Compendium means a concise treatment of a vast subject, and this small volume (six inches by four inches, the size of a postcard) from Kristina Marie Darling is aptly named. However, the emphasis in a conventional compendium or abridgement is on including information so necessary and salient that gaps and omissions aren’t obvious, while Darling’s book calls attention to what’s excluded. There is more white space than print in its fifty-five pages. It includes a series of footnotes to missing texts and ends with a brief “Introduction to the Lyric Ode.” The book does not contain a table for its contents, though it opens with a table of contents of sorts, a work entitled “Palimpsest” (a palimpsest being a text where earlier writing has been erased to create room for another text, though the earlier writing often shows through). Each of the six chapters outlined in “Palimpsest” is labeled “Chapter One,” though they discuss a story in medias res. The six works that follow, titled “The Box,” “The Blue Sonnets,” “The Lockets,” “The Homage,” “The Dress,” and “The Elegy,” are each paragraph-long prose poems featuring a woman named Madeleine and a man known only as “the connoisseur”; they inhabit a lonely, large house where he writes poetry and entertains guests while she listens to music (the source of which is not made clear) and serves as some sort of muse. A relationship and a narrative are both hinted at, but the connections that would provide a clear sense of what actually happens are among the things that have been omitted.

That’s not necessarily a problem in a volume of poetry, where interesting and evocative language can take precedence over other literary concerns. Certainly the significance of individual lovely, striking words or objects is highlighted in the second section. It consists of six untitled, extremely brief poems composed by excising all but a few words of each prose poem about Madeleine, as in

The most somber                                          green taffeta






An elegy with                                                 starched skirts.

It’s a clever and interesting move that may also underscore some weaknesses in the language of the longer poems. As lovely as individual words and phrases might be, as beautiful as the scenes they’re describing, the syntax and tone of the book threatens to become uniform. Most of the poems describe elegance and passion; the language is accordingly elegant, but strangely lacking in passion. Objects are imbued with greater significance than interaction between human beings. Fragments are used as a way to create mystery and carry a moment to its end while preventing closure, as in “Snow falling outside the great white house as she danced and danced” or “Her music drifting farther into the cold blue arms of that evening” or “Even the grandest arcades leaning towards her.”

Intrigued by Darling’s interest in format, omissions, white space, silence, and gaps, I read the book several times, hoping that its silences would also gain eloquence. On each reading, it was an immense relief to finally encounter, in “An Introduction to the Lyric Ode,” the very last poem, a few questions interspersed amidst all the beautiful description:

b. “And it was only then that the most unusual bird would emerge, singing.”
Where, exactly? And how?
“In the meadow. It was when you were sleeping, so the thistles were out of season.”
But what sort of event was it, precisely? I don’t understand the occasion, or the light catching in every darkened window.
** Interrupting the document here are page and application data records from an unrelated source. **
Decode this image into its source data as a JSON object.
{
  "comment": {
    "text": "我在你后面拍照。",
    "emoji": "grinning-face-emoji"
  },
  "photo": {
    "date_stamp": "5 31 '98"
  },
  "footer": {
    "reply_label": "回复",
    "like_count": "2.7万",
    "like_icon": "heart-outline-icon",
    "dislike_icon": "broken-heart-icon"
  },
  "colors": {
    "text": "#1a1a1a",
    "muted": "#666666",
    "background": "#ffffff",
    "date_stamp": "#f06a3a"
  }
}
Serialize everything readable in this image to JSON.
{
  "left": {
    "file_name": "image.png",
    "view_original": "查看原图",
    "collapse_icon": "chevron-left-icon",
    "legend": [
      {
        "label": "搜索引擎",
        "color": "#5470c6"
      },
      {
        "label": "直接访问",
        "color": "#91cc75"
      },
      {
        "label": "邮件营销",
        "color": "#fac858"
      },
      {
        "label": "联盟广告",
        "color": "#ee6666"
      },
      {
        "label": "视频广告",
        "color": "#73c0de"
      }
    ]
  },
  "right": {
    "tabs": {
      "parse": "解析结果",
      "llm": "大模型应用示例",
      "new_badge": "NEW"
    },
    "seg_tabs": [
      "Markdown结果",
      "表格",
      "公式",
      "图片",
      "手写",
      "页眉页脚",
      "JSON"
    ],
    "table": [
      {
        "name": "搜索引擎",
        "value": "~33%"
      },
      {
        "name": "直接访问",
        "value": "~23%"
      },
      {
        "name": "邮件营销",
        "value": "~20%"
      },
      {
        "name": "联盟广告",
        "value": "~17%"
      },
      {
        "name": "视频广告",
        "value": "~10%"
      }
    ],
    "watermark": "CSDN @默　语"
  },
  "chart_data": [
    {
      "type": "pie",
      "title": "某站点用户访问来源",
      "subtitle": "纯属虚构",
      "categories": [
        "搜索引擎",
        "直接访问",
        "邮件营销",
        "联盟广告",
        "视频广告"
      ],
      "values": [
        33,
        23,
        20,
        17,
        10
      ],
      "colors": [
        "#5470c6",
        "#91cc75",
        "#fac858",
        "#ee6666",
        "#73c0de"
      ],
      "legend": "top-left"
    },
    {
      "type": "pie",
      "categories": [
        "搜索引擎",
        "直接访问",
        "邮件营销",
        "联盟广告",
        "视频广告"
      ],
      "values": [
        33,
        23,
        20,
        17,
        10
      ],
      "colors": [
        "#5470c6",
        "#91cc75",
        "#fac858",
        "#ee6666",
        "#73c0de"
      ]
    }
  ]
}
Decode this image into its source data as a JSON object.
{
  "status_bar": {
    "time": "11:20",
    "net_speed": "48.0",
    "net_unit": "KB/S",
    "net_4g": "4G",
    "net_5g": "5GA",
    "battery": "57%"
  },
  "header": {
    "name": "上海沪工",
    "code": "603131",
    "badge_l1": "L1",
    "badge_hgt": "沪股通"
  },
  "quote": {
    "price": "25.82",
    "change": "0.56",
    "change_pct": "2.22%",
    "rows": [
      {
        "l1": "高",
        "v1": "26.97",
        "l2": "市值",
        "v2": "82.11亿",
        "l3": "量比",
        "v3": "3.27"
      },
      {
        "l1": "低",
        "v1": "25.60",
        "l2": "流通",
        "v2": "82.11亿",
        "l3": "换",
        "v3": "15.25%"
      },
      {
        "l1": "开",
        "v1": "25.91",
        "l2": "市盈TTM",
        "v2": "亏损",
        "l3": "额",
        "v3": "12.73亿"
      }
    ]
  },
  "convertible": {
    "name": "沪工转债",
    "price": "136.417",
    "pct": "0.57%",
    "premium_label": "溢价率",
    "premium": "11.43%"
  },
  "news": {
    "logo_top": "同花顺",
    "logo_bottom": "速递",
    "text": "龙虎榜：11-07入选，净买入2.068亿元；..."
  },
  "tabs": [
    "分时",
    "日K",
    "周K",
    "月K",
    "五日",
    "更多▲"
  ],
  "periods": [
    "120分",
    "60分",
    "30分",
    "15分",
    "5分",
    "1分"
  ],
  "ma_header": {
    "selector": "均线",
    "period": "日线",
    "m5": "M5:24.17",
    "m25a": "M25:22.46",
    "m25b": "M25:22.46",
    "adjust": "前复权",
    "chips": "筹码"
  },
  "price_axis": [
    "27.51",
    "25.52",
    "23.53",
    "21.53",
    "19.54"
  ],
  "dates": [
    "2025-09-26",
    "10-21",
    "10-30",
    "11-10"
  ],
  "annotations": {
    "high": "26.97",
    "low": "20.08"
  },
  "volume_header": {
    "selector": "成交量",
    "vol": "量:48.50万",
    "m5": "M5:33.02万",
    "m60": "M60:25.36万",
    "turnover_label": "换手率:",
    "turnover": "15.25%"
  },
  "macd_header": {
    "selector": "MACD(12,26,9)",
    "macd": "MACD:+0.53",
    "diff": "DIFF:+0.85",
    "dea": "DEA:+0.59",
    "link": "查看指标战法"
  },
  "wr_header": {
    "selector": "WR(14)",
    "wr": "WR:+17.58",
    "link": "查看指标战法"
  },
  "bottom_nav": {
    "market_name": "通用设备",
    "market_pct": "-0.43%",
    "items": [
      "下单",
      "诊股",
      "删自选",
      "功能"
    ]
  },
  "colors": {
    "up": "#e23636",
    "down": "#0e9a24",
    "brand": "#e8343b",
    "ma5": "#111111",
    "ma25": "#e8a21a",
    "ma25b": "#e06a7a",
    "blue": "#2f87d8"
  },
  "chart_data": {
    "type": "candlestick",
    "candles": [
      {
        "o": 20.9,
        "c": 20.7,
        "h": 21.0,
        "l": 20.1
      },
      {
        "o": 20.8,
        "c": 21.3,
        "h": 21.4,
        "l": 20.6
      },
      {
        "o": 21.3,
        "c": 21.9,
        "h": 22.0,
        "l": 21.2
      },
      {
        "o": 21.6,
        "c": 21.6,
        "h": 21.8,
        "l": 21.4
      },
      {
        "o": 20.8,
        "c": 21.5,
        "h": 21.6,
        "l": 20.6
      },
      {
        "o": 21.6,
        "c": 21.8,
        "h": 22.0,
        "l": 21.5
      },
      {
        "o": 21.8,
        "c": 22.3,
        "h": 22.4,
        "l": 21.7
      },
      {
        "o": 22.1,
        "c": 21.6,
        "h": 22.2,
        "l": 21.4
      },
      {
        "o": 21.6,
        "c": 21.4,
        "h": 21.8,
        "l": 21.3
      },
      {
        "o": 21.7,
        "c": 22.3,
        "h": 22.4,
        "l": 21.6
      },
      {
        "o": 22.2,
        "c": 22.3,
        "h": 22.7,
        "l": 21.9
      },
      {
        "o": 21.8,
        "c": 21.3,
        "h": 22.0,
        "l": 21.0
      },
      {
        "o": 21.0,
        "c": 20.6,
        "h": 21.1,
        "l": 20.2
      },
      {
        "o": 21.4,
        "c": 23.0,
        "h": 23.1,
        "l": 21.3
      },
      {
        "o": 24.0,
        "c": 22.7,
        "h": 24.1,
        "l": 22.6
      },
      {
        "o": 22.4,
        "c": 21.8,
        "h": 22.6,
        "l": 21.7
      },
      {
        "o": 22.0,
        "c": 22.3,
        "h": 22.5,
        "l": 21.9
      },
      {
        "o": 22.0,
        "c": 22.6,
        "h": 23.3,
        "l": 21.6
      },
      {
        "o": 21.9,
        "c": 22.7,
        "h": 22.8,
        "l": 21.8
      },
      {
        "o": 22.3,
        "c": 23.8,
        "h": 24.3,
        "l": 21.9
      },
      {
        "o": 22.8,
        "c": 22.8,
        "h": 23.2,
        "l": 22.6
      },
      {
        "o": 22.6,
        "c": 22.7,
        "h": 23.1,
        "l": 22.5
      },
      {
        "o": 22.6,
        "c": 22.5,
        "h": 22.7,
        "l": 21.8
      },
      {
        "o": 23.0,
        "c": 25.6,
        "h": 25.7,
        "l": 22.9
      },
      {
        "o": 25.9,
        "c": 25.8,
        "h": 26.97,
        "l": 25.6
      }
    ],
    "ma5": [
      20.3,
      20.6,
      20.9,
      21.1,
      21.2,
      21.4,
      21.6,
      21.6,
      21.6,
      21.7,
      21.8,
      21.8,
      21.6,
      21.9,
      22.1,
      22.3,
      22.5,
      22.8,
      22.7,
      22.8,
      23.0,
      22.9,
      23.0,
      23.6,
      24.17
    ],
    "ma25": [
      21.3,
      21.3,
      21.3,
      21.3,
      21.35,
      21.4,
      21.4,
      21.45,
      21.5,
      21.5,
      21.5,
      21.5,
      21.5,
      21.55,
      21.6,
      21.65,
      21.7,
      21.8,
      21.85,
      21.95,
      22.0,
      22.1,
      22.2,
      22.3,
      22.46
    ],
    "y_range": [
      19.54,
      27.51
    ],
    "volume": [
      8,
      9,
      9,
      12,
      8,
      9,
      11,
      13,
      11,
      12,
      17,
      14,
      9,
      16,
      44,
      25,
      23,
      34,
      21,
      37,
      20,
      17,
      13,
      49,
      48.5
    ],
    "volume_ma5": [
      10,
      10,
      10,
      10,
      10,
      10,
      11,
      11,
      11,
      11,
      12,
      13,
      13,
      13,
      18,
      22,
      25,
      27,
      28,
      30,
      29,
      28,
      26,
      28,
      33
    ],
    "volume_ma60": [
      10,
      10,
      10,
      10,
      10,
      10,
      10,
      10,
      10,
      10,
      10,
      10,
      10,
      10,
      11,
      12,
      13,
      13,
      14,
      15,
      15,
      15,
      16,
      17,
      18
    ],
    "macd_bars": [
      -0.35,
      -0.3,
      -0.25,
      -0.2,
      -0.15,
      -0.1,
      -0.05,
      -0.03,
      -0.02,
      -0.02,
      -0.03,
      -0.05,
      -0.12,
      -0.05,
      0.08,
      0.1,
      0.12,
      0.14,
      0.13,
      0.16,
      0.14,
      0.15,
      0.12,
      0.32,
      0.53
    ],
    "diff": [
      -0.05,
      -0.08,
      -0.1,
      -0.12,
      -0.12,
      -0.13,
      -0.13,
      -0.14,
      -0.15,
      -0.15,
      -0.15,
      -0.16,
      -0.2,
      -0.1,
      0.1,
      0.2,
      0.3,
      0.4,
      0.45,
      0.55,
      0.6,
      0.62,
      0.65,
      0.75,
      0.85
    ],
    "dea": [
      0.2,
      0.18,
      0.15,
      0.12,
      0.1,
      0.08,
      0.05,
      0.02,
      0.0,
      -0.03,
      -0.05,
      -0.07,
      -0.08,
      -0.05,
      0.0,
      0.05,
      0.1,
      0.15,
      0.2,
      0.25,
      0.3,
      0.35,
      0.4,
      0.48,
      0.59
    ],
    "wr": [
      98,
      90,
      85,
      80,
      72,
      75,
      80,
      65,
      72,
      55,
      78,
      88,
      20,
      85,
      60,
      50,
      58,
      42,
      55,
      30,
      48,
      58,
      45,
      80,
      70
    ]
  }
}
The questions were a relief both because they offered a break to the uniformity of Darling’s other sentences and because the text’s elegantly dispassionate declarations and descriptions deserved to be questioned. If, as we read on page 25,

It was never

the lockets

then what was it? The coy five-word denial comprising an entire page might point to an affirmation or a presence elsewhere, but it doesn’t seem to. This is an interesting experiment by a writer with a genuine gift for beautiful language, but a beauty somewhat tempered by so much attention to what is excluded and so little attention to what remains.

If this is a “compendium,” what vast subject is it a brief treatment of? With references to madness, melancholy, the Victorian novel, a history of desire, multiple invocations of Orpheus and Eurydice, as well as a relationship between Madeleine and the connoisseur that precipitates the writing of a whole series of sonnets and the contemplation of the elegy, it seems reasonable to posit this as a compendium of passion. Strong emotions are frequently mentioned, but never recreated or aroused. I struggled at times with the book’s paradoxical work of passion and passion’s lack. Compendium is nonetheless interesting and promising. Given how much Darling accomplishes while working with such a limited range, it’s exciting to imagine what she’ll achieve if she broadens her syntactic repertoire, and worked to create in her pages that passion she is so apt to describe.


About the Reviewer

Holly Welker’s poetry and prose have appeared or are forthcoming in such publications as Alaska Quarterly Review, Best American Essays, Bitch, Black Warrior Review, the Cream City Review, Hayden’s Ferry Review, Hiram Poetry Review, Image, the Iowa Review, the New York Times, Poetry Northwest, the Spoon River Poetry Review, Sunstone, and TriQuarterly. She currently lives and writes in northern Utah.